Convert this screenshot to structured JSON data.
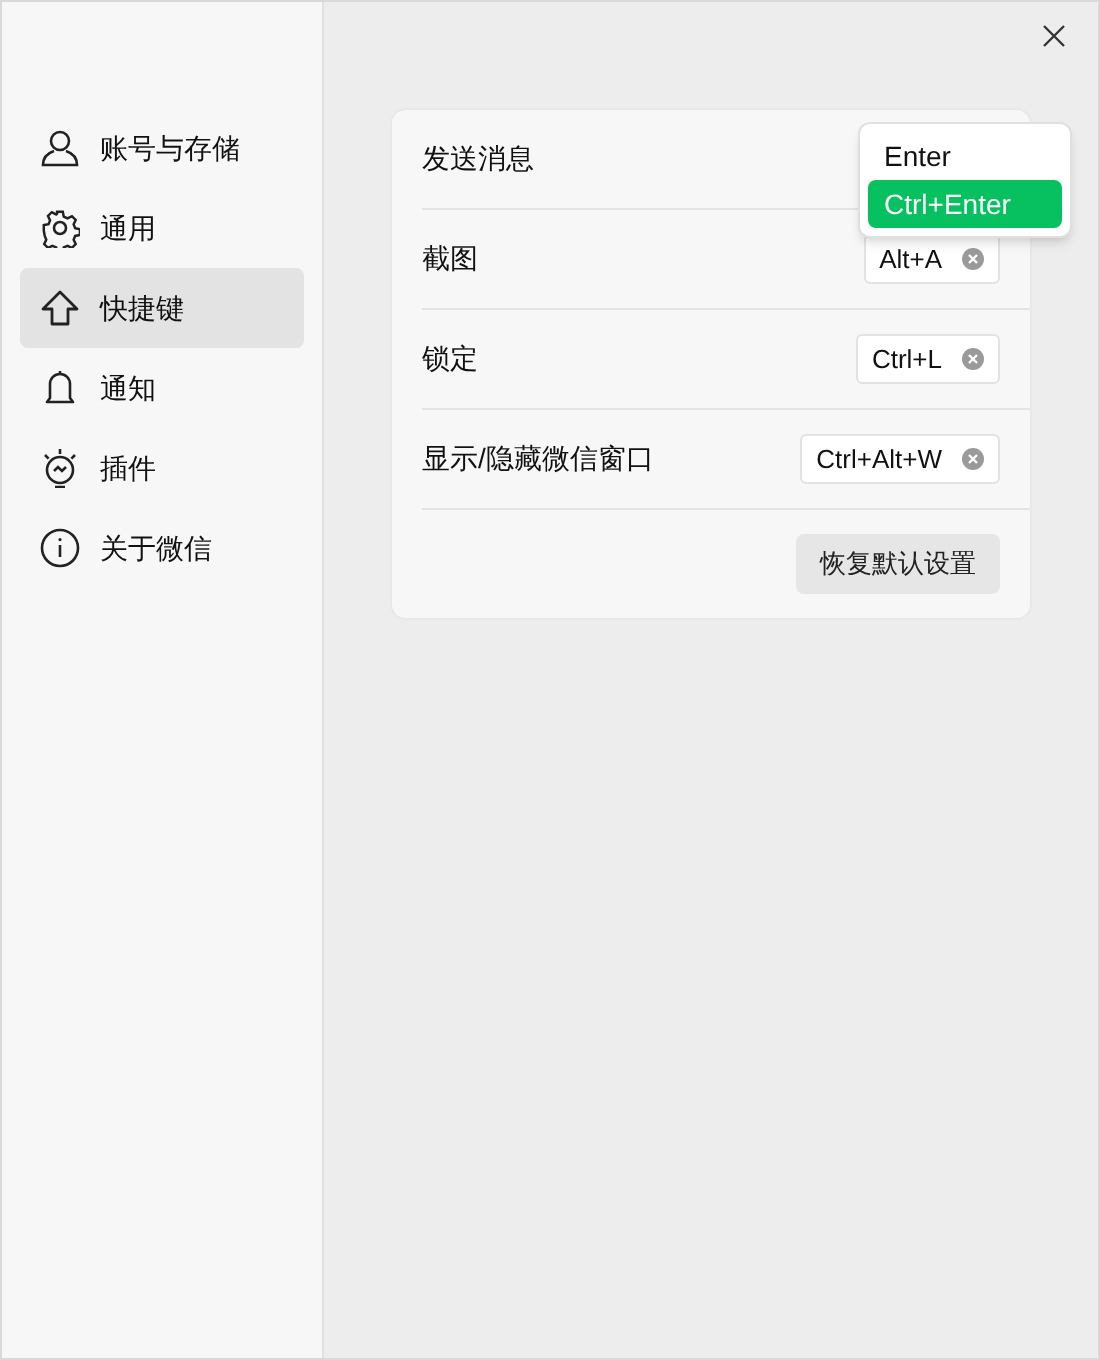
{
  "sidebar": {
    "items": [
      {
        "label": "账号与存储",
        "kind": "user",
        "selected": false
      },
      {
        "label": "通用",
        "kind": "gear",
        "selected": false
      },
      {
        "label": "快捷键",
        "kind": "shortcut",
        "selected": true
      },
      {
        "label": "通知",
        "kind": "bell",
        "selected": false
      },
      {
        "label": "插件",
        "kind": "plugin",
        "selected": false
      },
      {
        "label": "关于微信",
        "kind": "info",
        "selected": false
      }
    ]
  },
  "shortcuts": [
    {
      "label": "发送消息"
    },
    {
      "label": "截图",
      "value": "Alt+A"
    },
    {
      "label": "锁定",
      "value": "Ctrl+L"
    },
    {
      "label": "显示/隐藏微信窗口",
      "value": "Ctrl+Alt+W"
    }
  ],
  "restore_button": "恢复默认设置",
  "dropdown": {
    "options": [
      {
        "label": "Enter",
        "selected": false
      },
      {
        "label": "Ctrl+Enter",
        "selected": true
      }
    ]
  }
}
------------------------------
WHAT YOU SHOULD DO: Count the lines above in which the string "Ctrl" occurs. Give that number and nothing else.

ANSWER SPACE: 3